Salmen Scout Reservation
Must be completed by any unit, district, out-of-council unit, or non-BSA group who would like to use any of the facilities at Salmen Scout Reservation. Permit must be submitted at least 2 weeks prior to the reservation date. Some additional requirements may apply after permit is submitted.
Forest Fire at V-Bar
As many of you are aware, the SELA Council, guided by a Land Management Committee and with oversight by the Council's Executive Board, has embarked on an ecological restoration program for Salmen Scout Reservation / Camp V-Bar. The goal is to reintroduce longleaf pine ecosystems to the property.
Longleaf pine forests were the major vegetation type on the Atlantic and Gulf Coastal Plains from Virginia to Texas. One of the most useful of the southern pines, longleaf trees provided masts for ships and then poles for powerlines, and, from colonial times to today, rot resistant red lumber for flooring and fine furniture. Turpentine was refined from its sap. The tree was (and is) in such demand that in many areas it has been virtually eliminated from its original range due to excessive harvesting and to the challenges in replanting it. That, and the general suppression of the frequent naturally-occurring fires that helped longleaf regenerate. This loss was a major biological disaster as the diversity of life supported by the longleaf ecosystem rivals that found in the rainforests of the Amazon.

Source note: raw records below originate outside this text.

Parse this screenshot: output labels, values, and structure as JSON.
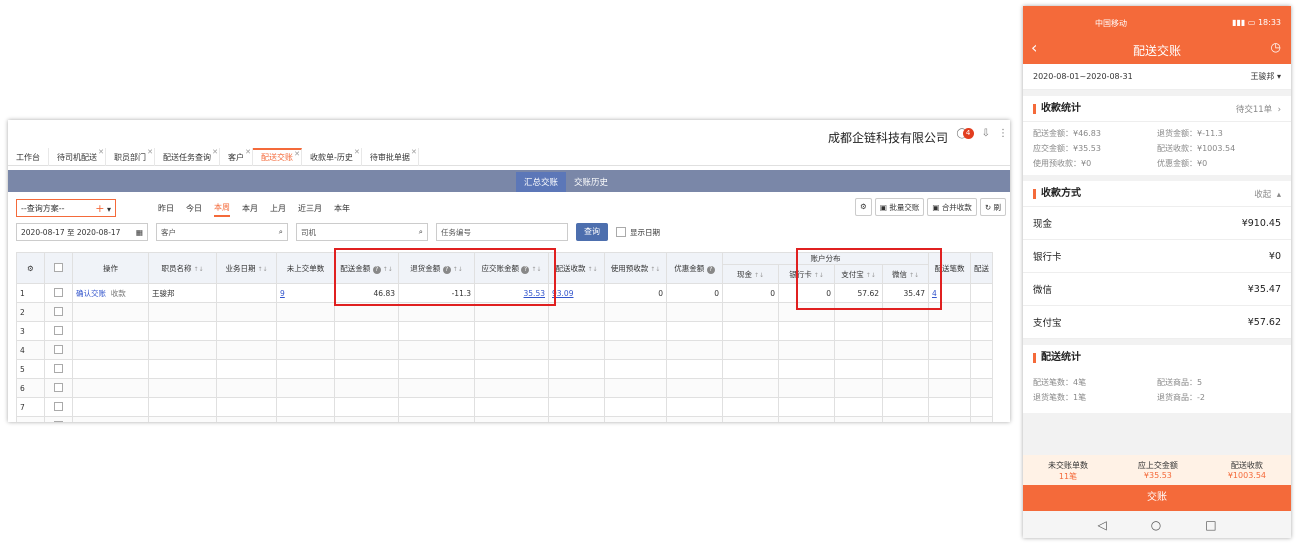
{
  "desktop": {
    "company": "成都企链科技有限公司",
    "notify_count": "4",
    "tabs": [
      {
        "label": "工作台",
        "closable": false
      },
      {
        "label": "待司机配送",
        "closable": true
      },
      {
        "label": "职员部门",
        "closable": true
      },
      {
        "label": "配送任务查询",
        "closable": true
      },
      {
        "label": "客户",
        "closable": true
      },
      {
        "label": "配送交账",
        "closable": true,
        "active": true
      },
      {
        "label": "收款单-历史",
        "closable": true
      },
      {
        "label": "待审批单据",
        "closable": true
      }
    ],
    "sub_tabs": [
      "汇总交账",
      "交账历史"
    ],
    "scheme_label": "--查询方案--",
    "periods": [
      "昨日",
      "今日",
      "本周",
      "本月",
      "上月",
      "近三月",
      "本年"
    ],
    "buttons": {
      "batch": "批量交账",
      "merge": "合并收款",
      "refresh": "刷"
    },
    "date_range": "2020-08-17 至 2020-08-17",
    "placeholders": {
      "customer": "客户",
      "driver": "司机",
      "task": "任务编号"
    },
    "query_label": "查询",
    "show_date_label": "显示日期",
    "table": {
      "group_header": "账户分布",
      "columns": [
        "",
        "",
        "操作",
        "职员名称",
        "业务日期",
        "未上交单数",
        "配送金额",
        "退货金额",
        "应交账金额",
        "配送收款",
        "使用预收款",
        "优惠金额",
        "现金",
        "银行卡",
        "支付宝",
        "微信",
        "配送笔数",
        "配送"
      ],
      "row": {
        "index": "1",
        "action1": "确认交账",
        "action2": "收款",
        "staff": "王骏邦",
        "date": "",
        "pending": "9",
        "delivery_amt": "46.83",
        "return_amt": "-11.3",
        "due_amt": "35.53",
        "collected": "93.09",
        "prepaid": "0",
        "discount": "0",
        "cash": "0",
        "bank": "0",
        "alipay": "57.62",
        "wechat": "35.47",
        "count": "4"
      },
      "empty_rows": [
        "2",
        "3",
        "4",
        "5",
        "6",
        "7",
        ""
      ]
    }
  },
  "mobile": {
    "carrier": "中国移动",
    "clock": "18:33",
    "title": "配送交账",
    "date_range": "2020-08-01~2020-08-31",
    "user": "王骏邦",
    "stats_title": "收款统计",
    "stats_right": "待交11单",
    "stats": [
      "配送金额：¥46.83",
      "退货金额：¥-11.3",
      "应交金额：¥35.53",
      "配送收款：¥1003.54",
      "使用预收款：¥0",
      "优惠金额：¥0"
    ],
    "pay_title": "收款方式",
    "pay_collapse": "收起",
    "payments": [
      {
        "name": "现金",
        "value": "¥910.45"
      },
      {
        "name": "银行卡",
        "value": "¥0"
      },
      {
        "name": "微信",
        "value": "¥35.47"
      },
      {
        "name": "支付宝",
        "value": "¥57.62"
      }
    ],
    "delivery_title": "配送统计",
    "delivery_stats": [
      "配送笔数：4笔",
      "配送商品：5",
      "退货笔数：1笔",
      "退货商品：-2"
    ],
    "footer": [
      {
        "label": "未交账单数",
        "value": "11笔"
      },
      {
        "label": "应上交金额",
        "value": "¥35.53"
      },
      {
        "label": "配送收款",
        "value": "¥1003.54"
      }
    ],
    "submit_label": "交账"
  }
}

Making V-Bar a site for longleaf renaissance will require a lot of work and a lot of time. Also a lot of fire. To continue with timber management projects we started in 2009, we were awarded a grant by the state of Mississippi to conduct the first controlled burn on the property in the coming weeks. This prescribed fire treatment was conducted by trained professionals from the Mississippi Forestry Commission, with oversight by our consulting foresters to ensure maximum benefit to the forest.

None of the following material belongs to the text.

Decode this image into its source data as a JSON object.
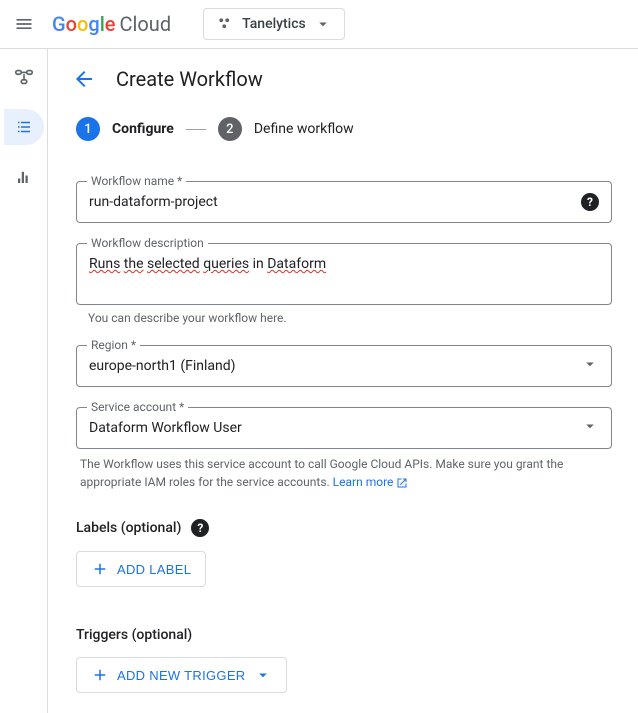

Safety is our first concern. No actions will be taken while scouts are on-site. Protection of camp infrastructure is second. We will protect structures and camp sites and back-country shelters. Maximizing ecological benefits is third. The burn reduces the risk of catastrophic wildfire at V-Bar and also reduces risk to camp buildings and infrastructure. In turn, it makes V-Bar a safer place for our scouts to camp.
Expect to see some changes when you visit camp. Burned areas will be black for a short while and then will be covered in new growth in the understory. You'll be able to see further into the woods. You may see more wildlife. As more burns are conducted over time you'll find that V-Bar is a more enjoyable place to visit and that we'll be able to offer more opportunities for scouts to earn environmental science, fish and wildlife, and forestry merit badges.

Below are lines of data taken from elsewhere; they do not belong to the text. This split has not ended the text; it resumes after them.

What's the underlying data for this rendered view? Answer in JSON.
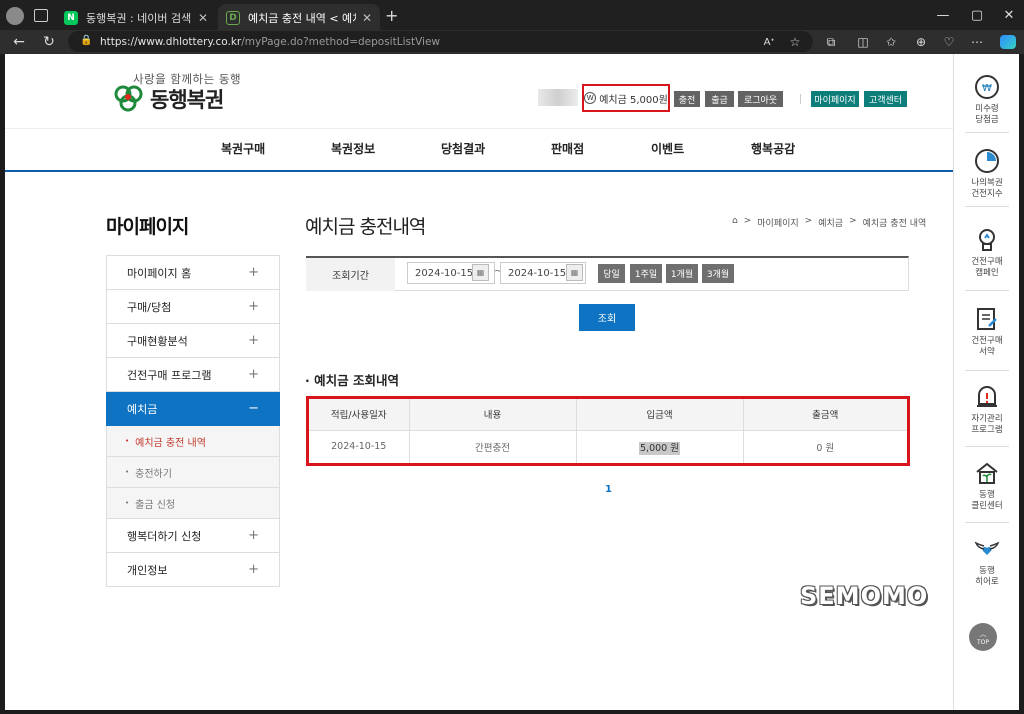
{
  "browser": {
    "tabs": [
      {
        "title": "동행복권 : 네이버 검색",
        "favicon": "N"
      },
      {
        "title": "예치금 충전 내역 < 예치금 < 마이",
        "favicon": "D"
      }
    ],
    "new_tab": "+",
    "url_host": "https://www.dhlottery.co.kr",
    "url_path": "/myPage.do?method=depositListView"
  },
  "header": {
    "tagline": "사랑을 함께하는 동행",
    "logo_text": "동행복권",
    "deposit_label": "예치금",
    "deposit_amount": "5,000원",
    "won_symbol": "W",
    "buttons": [
      "충전",
      "출금",
      "로그아웃"
    ],
    "right_buttons": [
      "마이페이지",
      "고객센터"
    ]
  },
  "gnb": [
    "복권구매",
    "복권정보",
    "당첨결과",
    "판매점",
    "이벤트",
    "행복공감"
  ],
  "sidebar": {
    "title": "마이페이지",
    "items": [
      {
        "label": "마이페이지 홈",
        "icon": "+"
      },
      {
        "label": "구매/당첨",
        "icon": "+"
      },
      {
        "label": "구매현황분석",
        "icon": "+"
      },
      {
        "label": "건전구매 프로그램",
        "icon": "+"
      },
      {
        "label": "예치금",
        "icon": "−"
      }
    ],
    "subitems": [
      "예치금 충전 내역",
      "충전하기",
      "출금 신청"
    ],
    "items_after": [
      {
        "label": "행복더하기 신청",
        "icon": "+"
      },
      {
        "label": "개인정보",
        "icon": "+"
      }
    ]
  },
  "content": {
    "title": "예치금 충전내역",
    "breadcrumb": [
      "마이페이지",
      "예치금",
      "예치금 충전 내역"
    ],
    "period_label": "조회기간",
    "date_from": "2024-10-15",
    "date_to": "2024-10-15",
    "tilde": "~",
    "period_buttons": [
      "당일",
      "1주일",
      "1개월",
      "3개월"
    ],
    "search_button": "조회",
    "section_title": "· 예치금 조회내역",
    "table": {
      "headers": [
        "적립/사용일자",
        "내용",
        "입금액",
        "출금액"
      ],
      "rows": [
        [
          "2024-10-15",
          "간편충전",
          "5,000 원",
          "0 원"
        ]
      ]
    },
    "page": "1"
  },
  "quickbar": [
    {
      "label": "미수령\n당첨금",
      "icon": "won-coin-icon"
    },
    {
      "label": "나의복권\n건전지수",
      "icon": "gauge-icon"
    },
    {
      "label": "건전구매\n캠페인",
      "icon": "lightbulb-icon"
    },
    {
      "label": "건전구매\n서약",
      "icon": "pledge-document-icon"
    },
    {
      "label": "자기관리\n프로그램",
      "icon": "alert-icon"
    },
    {
      "label": "동행\n클린센터",
      "icon": "house-plant-icon"
    },
    {
      "label": "동행\n히어로",
      "icon": "wings-heart-icon"
    }
  ],
  "top_button": "TOP",
  "watermark": "SEMOMO",
  "colors": {
    "primary": "#0e73c2",
    "teal": "#0e7e7a",
    "highlight": "#d8141d"
  }
}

We are pleased to be moving forward with making V-Bar one of the best managed BSA camps in the nation. We assure you that all actions are carefully considered and are backed by sound science. If you have questions or concerns, please direct them to Steverson Moffat, Chairman of the Land Management Committee at firstname.lastname@example.org